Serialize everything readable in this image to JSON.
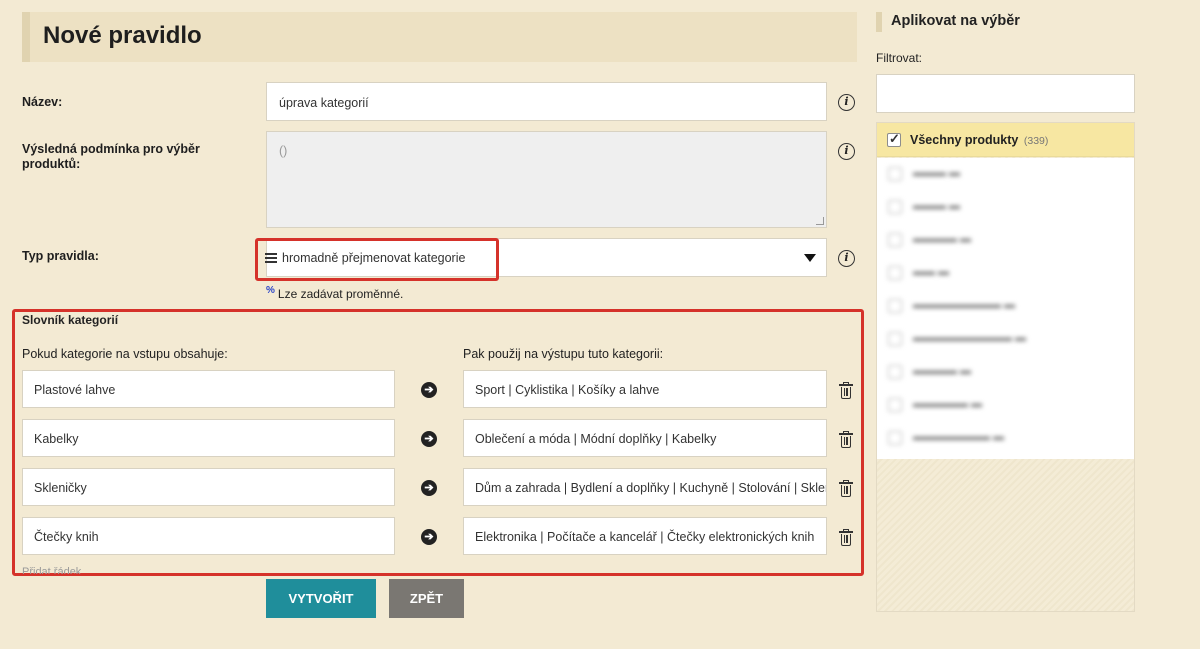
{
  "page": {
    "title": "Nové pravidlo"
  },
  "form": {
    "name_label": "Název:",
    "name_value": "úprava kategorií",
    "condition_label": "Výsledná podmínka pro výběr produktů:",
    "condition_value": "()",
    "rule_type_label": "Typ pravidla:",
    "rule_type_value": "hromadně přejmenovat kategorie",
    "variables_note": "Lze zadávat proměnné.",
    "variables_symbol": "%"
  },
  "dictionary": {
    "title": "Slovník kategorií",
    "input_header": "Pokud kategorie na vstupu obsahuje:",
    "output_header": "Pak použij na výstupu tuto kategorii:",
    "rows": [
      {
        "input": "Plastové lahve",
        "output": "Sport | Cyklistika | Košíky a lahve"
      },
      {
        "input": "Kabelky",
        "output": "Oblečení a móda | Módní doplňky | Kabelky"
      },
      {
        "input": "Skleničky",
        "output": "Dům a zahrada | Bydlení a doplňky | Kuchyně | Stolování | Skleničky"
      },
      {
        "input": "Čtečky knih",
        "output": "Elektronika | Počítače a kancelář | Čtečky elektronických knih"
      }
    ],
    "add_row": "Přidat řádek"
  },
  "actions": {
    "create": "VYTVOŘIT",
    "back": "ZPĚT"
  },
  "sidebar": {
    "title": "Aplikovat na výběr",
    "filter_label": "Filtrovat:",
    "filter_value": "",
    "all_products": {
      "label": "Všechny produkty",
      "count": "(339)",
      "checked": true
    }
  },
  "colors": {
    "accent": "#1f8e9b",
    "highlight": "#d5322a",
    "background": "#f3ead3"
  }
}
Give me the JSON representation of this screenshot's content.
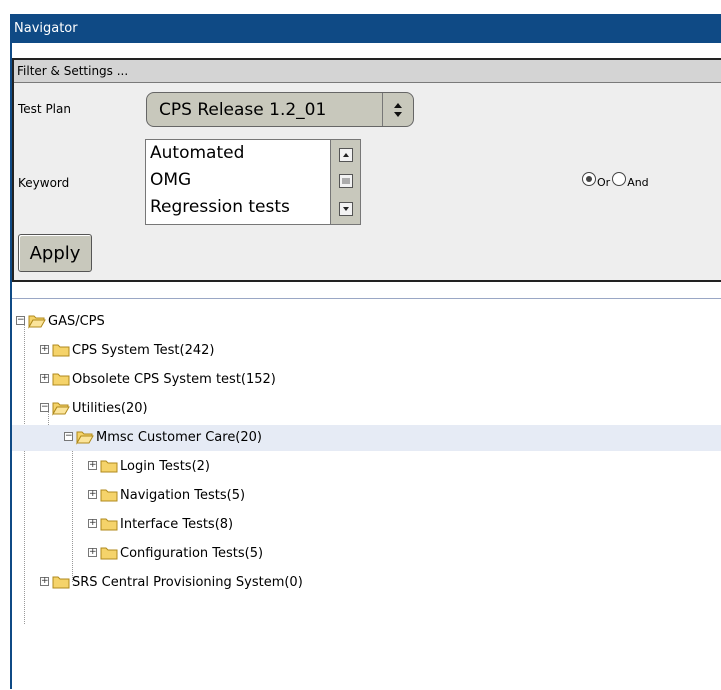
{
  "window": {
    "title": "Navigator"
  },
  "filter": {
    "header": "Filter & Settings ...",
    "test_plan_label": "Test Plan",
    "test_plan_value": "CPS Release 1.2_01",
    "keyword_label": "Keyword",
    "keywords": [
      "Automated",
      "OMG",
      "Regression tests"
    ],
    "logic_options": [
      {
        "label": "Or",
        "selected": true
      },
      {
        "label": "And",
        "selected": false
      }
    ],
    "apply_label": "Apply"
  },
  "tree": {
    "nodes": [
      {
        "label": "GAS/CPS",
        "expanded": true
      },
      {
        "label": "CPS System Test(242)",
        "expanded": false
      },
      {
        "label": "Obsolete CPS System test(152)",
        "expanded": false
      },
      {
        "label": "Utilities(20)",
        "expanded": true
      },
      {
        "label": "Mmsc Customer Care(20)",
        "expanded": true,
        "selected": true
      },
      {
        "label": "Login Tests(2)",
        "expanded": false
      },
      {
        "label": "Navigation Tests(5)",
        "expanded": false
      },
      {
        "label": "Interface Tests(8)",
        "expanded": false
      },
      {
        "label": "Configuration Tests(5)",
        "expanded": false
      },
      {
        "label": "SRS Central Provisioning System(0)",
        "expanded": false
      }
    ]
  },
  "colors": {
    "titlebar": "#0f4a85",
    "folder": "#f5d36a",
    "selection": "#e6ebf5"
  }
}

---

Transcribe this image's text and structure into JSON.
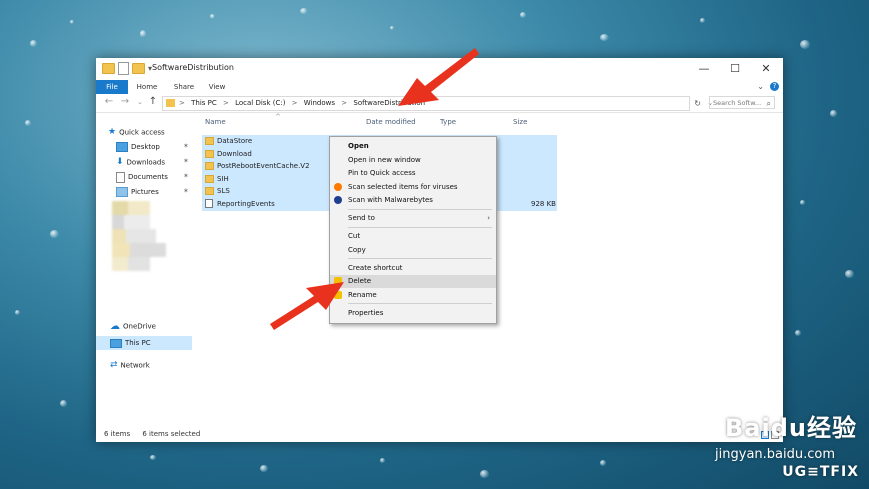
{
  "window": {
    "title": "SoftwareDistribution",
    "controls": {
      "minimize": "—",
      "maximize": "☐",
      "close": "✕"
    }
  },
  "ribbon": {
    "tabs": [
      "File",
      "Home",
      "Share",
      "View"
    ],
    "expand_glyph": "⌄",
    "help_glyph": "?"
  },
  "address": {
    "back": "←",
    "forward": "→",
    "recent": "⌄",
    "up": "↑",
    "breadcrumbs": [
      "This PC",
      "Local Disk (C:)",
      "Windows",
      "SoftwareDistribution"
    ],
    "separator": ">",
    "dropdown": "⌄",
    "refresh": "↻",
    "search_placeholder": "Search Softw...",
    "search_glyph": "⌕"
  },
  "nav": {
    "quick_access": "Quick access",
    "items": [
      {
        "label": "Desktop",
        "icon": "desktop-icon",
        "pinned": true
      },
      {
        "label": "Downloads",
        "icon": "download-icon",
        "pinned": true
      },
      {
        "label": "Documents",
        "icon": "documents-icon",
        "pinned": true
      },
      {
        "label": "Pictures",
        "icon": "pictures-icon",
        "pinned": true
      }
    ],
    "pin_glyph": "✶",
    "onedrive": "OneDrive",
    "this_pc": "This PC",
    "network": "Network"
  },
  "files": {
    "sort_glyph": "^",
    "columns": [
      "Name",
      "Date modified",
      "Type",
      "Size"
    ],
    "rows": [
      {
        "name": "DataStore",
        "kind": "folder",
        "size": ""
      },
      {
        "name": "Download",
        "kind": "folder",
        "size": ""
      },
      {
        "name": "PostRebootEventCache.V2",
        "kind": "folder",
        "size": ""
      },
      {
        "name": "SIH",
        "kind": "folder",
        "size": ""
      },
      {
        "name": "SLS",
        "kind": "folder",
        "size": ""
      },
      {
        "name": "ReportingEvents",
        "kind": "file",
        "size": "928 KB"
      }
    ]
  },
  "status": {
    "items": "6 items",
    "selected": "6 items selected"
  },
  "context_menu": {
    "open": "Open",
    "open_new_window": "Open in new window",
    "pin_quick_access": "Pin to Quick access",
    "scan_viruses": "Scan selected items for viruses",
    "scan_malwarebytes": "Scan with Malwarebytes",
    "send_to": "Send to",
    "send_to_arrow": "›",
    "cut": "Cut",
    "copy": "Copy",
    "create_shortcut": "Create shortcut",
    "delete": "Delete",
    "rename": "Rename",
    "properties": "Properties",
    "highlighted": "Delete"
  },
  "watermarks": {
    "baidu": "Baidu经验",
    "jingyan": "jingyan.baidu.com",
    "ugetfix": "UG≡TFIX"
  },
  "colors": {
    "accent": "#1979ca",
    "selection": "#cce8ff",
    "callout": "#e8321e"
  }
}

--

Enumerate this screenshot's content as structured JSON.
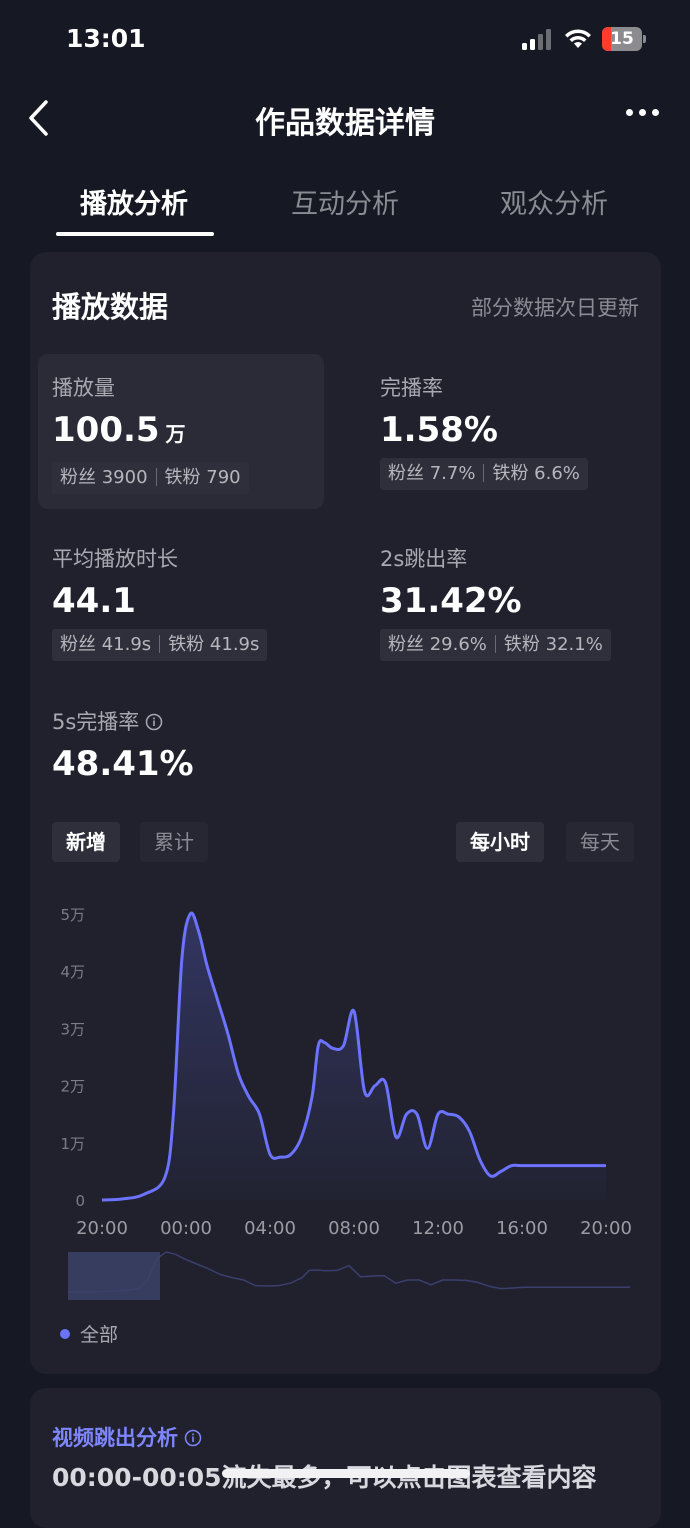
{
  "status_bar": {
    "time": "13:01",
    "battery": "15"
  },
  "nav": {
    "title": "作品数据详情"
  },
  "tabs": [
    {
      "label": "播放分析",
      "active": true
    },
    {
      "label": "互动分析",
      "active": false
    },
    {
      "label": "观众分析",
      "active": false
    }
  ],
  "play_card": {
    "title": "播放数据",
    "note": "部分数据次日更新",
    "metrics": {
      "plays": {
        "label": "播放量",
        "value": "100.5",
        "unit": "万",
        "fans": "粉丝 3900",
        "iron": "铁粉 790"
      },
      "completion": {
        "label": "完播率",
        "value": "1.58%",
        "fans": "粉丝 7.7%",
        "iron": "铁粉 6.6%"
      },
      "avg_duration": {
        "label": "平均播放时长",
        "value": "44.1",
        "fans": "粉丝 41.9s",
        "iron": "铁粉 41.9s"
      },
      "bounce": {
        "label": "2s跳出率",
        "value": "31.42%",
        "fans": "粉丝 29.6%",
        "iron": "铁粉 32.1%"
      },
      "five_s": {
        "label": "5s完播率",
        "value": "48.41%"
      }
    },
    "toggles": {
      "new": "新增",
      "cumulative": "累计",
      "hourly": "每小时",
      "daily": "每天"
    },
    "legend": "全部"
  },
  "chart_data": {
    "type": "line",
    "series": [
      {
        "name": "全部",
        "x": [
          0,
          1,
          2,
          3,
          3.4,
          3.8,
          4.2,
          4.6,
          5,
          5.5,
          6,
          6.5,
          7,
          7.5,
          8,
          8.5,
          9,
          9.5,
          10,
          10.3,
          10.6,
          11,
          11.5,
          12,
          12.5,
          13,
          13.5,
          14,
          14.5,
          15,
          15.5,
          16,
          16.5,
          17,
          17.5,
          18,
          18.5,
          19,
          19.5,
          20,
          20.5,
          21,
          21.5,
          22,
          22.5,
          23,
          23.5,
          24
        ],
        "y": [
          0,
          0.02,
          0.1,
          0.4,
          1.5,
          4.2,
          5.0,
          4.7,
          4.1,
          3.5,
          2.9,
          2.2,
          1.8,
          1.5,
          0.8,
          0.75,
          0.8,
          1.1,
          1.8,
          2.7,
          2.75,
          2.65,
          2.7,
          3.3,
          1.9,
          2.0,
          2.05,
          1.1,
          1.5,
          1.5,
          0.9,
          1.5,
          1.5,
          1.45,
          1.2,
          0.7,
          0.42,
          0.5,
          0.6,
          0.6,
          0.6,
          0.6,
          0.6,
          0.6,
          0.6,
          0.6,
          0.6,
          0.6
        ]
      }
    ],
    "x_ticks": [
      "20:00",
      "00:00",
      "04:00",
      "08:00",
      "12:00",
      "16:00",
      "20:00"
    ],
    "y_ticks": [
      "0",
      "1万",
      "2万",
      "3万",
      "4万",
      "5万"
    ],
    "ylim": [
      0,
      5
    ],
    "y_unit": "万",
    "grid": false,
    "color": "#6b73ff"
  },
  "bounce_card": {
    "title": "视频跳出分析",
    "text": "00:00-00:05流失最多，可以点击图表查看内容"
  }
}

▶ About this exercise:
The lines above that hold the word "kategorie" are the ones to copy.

▶ Output of the task:
    "rule_type_value": "hromadně přejmenovat kategorie",
    "input_header": "Pokud kategorie na vstupu obsahuje:",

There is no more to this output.